In decision taking, can unmet need for housing outweigh Green Belt Protection? Unmet housing need (including for traveller sites) is unlikely to outweigh the harm to the Green Belt and other harm to constitute the "very special circumstances" justifying inappropriate development on a site within the Green Belt. Planning Practice Guidance, Housing and economic land availability assessment, Methodology - Stage 5: Final evidence base, 6 March 2014. Paragraph 034 Reference ID: 3-034-20141006 from the NPPG

The Council do not have sufficient grounds to believe that the unmet need for housing or any other very special circumstances should apply here or could in combination constitute the very special circumstances required.

Green Belt serves five purposes:
●● to check the unrestricted sprawl of large built-up areas;
●● to prevent neighbouring towns merging into one another;
●● to assist in safeguarding the countryside from encroachment;
●● to preserve the setting and special character of historic towns; and
●● to assist in urban regeneration, by encouraging the recycling of derelict and other urban land

To varying degrees at each site, now in Green Belt, there would be harm done to these purposes.

Green Belt is meant to direct development elsewhere. In this Draft Plan 4,327 new homes, or 70% of the 6,154 to be built, are to be directed to former Green Belt land. On top of this, employment site 187 south of East Horndon Hall, would also be lost from Green Belt. This is unrestrained growth, it negates the aim and purposes of Green Belt.

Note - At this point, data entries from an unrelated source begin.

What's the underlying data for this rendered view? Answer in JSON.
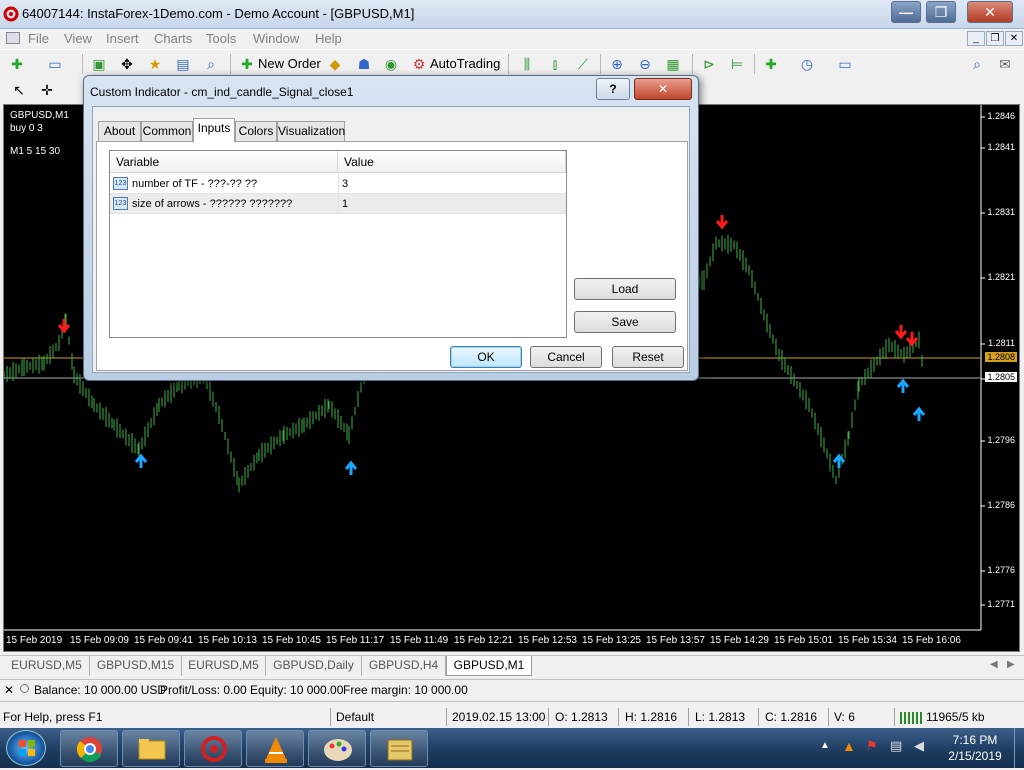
{
  "window": {
    "title": "64007144: InstaForex-1Demo.com - Demo Account - [GBPUSD,M1]",
    "minimize_glyph": "—",
    "maximize_glyph": "❐",
    "close_glyph": "✕"
  },
  "menu": [
    "File",
    "View",
    "Insert",
    "Charts",
    "Tools",
    "Window",
    "Help"
  ],
  "toolbar": {
    "new_order": "New Order",
    "autotrading": "AutoTrading"
  },
  "chart": {
    "symbol_label": "GBPUSD,M1",
    "line2": "buy 0 3",
    "line3": "M1 5 15 30",
    "price_labels": [
      "1.2846",
      "1.2841",
      "1.2831",
      "1.2821",
      "1.2811",
      "1.2806",
      "1.2796",
      "1.2786",
      "1.2776",
      "1.2771"
    ],
    "current_price_1": "1.2808",
    "current_price_2": "1.2805",
    "time_labels": [
      "15 Feb 2019",
      "15 Feb 09:09",
      "15 Feb 09:41",
      "15 Feb 10:13",
      "15 Feb 10:45",
      "15 Feb 11:17",
      "15 Feb 11:49",
      "15 Feb 12:21",
      "15 Feb 12:53",
      "15 Feb 13:25",
      "15 Feb 13:57",
      "15 Feb 14:29",
      "15 Feb 15:01",
      "15 Feb 15:34",
      "15 Feb 16:06"
    ],
    "bar_color": "#3cb043",
    "sell_arrow_color": "#ff1a1a",
    "buy_arrow_color": "#19a8ff",
    "level_color": "#d4a017"
  },
  "tabs": [
    "EURUSD,M5",
    "GBPUSD,M15",
    "EURUSD,M5",
    "GBPUSD,Daily",
    "GBPUSD,H4",
    "GBPUSD,M1"
  ],
  "terminal": {
    "balance": "Balance: 10 000.00 USD",
    "profit": "Profit/Loss: 0.00",
    "equity": "Equity: 10 000.00",
    "free_margin": "Free margin: 10 000.00"
  },
  "status": {
    "help": "For Help, press F1",
    "profile": "Default",
    "datetime": "2019.02.15 13:00",
    "open": "O: 1.2813",
    "high": "H: 1.2816",
    "low": "L: 1.2813",
    "close": "C: 1.2816",
    "volume": "V: 6",
    "traffic": "11965/5 kb"
  },
  "dialog": {
    "title": "Custom Indicator - cm_ind_candle_Signal_close1",
    "help_glyph": "?",
    "close_glyph": "✕",
    "tabs": [
      "About",
      "Common",
      "Inputs",
      "Colors",
      "Visualization"
    ],
    "active_tab": "Inputs",
    "grid_headers": [
      "Variable",
      "Value"
    ],
    "rows": [
      {
        "icon": "123",
        "variable": "number of TF - ???-?? ??",
        "value": "3"
      },
      {
        "icon": "123",
        "variable": "size of arrows - ?????? ???????",
        "value": "1"
      }
    ],
    "load": "Load",
    "save": "Save",
    "ok": "OK",
    "cancel": "Cancel",
    "reset": "Reset"
  },
  "taskbar": {
    "time": "7:16 PM",
    "date": "2/15/2019"
  }
}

That said, the harm done to Green Belt is different at different sites. Brownfield development in Green Belt may not be inappropriate. It is true that many of the chosen sites are already compromised by some buildings on site or around it or proximity of the railway or A12.

I object to the 2,500 (potentially rising to 3,500) new homes at Dunton Hills.

I object to sites 076 and 077 at Blackmore and 075B and 194 at Kelvedon Hatch.